What the exercise asks: Among these entries, how many lines have the string "records" in them? Only the number is needed.

Given data:

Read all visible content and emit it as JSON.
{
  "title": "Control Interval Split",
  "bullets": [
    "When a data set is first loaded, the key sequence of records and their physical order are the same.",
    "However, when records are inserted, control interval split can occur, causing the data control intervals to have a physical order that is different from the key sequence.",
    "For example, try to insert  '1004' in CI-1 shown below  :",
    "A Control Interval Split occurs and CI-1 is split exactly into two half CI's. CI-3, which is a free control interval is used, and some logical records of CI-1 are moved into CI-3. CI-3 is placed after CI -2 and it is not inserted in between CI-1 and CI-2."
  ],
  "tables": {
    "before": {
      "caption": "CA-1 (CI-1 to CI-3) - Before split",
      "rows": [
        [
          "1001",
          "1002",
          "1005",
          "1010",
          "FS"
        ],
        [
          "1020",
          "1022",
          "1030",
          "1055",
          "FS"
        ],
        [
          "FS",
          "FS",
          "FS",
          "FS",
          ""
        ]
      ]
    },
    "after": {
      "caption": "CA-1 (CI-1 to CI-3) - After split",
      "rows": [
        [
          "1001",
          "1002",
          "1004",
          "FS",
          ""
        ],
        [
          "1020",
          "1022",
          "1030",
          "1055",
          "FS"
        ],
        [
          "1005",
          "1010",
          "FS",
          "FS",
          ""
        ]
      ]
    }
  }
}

Solution below: 3